In July 2016, approximately 150 Cubans were detained during a raid in a park where they were sleeping in tents to protest their inability to obtain a special humanitarian visa from Mexico that would allow them to travel to the US border, and from there, seek asylum in the United States. Judges conducted deportation hearings that did not comply with basic due process guarantees, and ordered the deportation of most of the detainees, including some who had sought asylum in Ecuador. The Cubans were deported before they had an opportunity to appeal the orders and, in some cases, despite judicial orders in their favor.

Accountability for Past Abuses
A truth commission set up by the Correa administration to investigate abuses that occurred during all presidencies from the beginning of the repressive one of León Febres Cordero in 1984 until Correa took office in 2008 documented 136 cases of abuse involving 456 victims, including 68 victims of extrajudicial execution and 17 of enforced disappearance.  Progress by a special prosecutorial unit created in 2010 to investigate these cases has been slow. As of December 2015, judicial procedures had only been initiated in 8 cases.

Reproductive Rights
During the 2012 UPR of Ecuador, the government accepted a recommendation to “strengthen measures to address teenage pregnancy, promoting access to reproductive health services.”

The right to seek an abortion is limited to instances in which a woman’s health or life is at risk, or when a pregnancy results from the rape of a “woman with a mental disability.” Fear of prosecution drives some women and girls to have illegal and unsafe abortions and impedes health care and services for victims of sexual violence. Fear of prosecution also hinders detection and prevention of sexual and gender-based violence. Government statistics released in 2010, the latest available, indicate that one in four women over 15 years old in Ecuador has been a victim of sexual violence.

III. Recommendations

To address the human rights problems described in this submission:

The government of Ecuador should:

  • Ensure that all security forces to abide by the UN Basic Principles on the Use of Force and Firearms by Law Enforcement Officials when dispersing public demonstrations, and that prison guards respect the rights of detainees;
  • Stop using the Communications Law to order media outlets to publish and transmit political propaganda, including material intended to combat negative news coverage of the government and its policies;
  • End its practice of censoring critics online through U.S. copyright law procedures;
  • Repeal the presidential decree that grants the government broad powers to intervene in the operations of civil society organizations, and ensure that those organizations that have been dissolved by its application are able to reestablish themselves and operate freely; and
  • Ensure that its justice reform efforts protect judicial independence, and take steps to reverse actions that have hurt the independence and integrity of the judiciary.

 

The National Assembly should:

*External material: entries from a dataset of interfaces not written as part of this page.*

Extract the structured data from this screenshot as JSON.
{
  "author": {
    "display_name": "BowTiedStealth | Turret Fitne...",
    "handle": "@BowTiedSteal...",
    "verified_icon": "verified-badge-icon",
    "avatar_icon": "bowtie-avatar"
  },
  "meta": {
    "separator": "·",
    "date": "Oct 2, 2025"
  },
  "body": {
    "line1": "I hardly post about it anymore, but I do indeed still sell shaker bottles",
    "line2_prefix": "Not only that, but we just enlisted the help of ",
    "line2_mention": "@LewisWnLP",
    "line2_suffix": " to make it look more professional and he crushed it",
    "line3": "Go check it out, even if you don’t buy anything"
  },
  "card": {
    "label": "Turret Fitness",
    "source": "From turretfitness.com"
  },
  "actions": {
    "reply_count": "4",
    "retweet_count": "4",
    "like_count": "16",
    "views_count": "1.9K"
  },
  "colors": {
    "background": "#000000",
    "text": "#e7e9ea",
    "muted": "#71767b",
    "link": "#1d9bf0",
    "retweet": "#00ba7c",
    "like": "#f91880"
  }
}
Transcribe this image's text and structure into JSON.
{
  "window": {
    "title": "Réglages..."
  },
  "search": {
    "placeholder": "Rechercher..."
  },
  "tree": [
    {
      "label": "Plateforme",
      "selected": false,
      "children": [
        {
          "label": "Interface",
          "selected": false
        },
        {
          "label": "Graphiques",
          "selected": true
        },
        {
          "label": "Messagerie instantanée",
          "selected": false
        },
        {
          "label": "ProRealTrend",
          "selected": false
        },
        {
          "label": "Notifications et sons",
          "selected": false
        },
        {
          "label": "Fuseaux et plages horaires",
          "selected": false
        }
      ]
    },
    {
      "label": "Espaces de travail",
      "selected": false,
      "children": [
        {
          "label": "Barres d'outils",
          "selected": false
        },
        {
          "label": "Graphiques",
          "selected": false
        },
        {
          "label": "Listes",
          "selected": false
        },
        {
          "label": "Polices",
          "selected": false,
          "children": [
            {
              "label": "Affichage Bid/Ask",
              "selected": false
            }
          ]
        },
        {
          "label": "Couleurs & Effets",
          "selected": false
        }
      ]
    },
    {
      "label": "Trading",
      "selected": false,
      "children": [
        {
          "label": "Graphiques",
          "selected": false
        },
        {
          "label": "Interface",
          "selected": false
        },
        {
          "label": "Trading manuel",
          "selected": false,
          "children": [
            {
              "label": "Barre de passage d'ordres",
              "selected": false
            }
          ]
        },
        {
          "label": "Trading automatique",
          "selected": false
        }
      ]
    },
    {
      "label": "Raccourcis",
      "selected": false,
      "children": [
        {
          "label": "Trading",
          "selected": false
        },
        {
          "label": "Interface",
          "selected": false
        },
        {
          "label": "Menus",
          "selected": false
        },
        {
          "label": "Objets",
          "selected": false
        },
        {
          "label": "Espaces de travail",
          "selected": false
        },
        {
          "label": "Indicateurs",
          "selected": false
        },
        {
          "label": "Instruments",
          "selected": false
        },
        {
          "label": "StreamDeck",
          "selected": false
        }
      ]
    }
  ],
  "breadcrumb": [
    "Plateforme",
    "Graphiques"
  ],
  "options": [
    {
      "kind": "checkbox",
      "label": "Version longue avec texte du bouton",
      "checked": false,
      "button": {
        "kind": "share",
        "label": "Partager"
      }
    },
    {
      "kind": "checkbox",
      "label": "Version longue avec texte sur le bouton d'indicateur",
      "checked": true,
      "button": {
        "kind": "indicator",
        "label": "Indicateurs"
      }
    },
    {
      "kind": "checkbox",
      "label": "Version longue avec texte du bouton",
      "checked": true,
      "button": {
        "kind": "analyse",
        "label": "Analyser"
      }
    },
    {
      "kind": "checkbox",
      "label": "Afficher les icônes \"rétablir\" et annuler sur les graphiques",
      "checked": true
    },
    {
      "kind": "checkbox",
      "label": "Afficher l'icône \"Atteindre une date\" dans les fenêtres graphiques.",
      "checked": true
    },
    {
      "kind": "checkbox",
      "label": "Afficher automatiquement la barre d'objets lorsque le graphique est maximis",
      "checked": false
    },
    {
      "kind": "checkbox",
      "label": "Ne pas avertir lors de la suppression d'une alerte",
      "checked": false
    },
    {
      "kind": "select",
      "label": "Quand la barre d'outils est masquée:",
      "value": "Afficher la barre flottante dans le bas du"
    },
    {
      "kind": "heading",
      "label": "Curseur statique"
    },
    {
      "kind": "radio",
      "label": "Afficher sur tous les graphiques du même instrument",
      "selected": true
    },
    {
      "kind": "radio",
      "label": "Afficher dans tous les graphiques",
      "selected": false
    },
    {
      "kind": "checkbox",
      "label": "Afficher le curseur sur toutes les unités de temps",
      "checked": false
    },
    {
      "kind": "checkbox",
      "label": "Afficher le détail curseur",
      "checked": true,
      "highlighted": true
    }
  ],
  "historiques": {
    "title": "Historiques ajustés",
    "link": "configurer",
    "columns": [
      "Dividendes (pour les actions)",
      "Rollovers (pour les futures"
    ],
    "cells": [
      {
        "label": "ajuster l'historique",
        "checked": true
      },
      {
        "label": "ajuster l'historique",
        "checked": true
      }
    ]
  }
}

  • Amend provisions in the criminal code that undermine free speech, including the revised versions of terrorism, sabotage, and defamation provisions;
  • Repeal the 2013 Communications Law;
  • Adopt a comprehensive law on rights of migrants and asylum seekers that upholds their rights under international law; and
  • Decriminalize abortion at least in cases of rape, incest, and severe foetal impairment, as recommended by the UN Committee on the Elimination of Discrimination Against Women in February 2015.

The Attorney General’s Office should:

  • Conduct prompt, thorough, and impartial investigations of all police abuses, abuses by prison guards, and human rights violations documented by the Truth Commission; and
  • Stop bringing disproportionate criminal charges against protesters, including but not limited to “terrorism” and “sabotage” charges.

Annexes: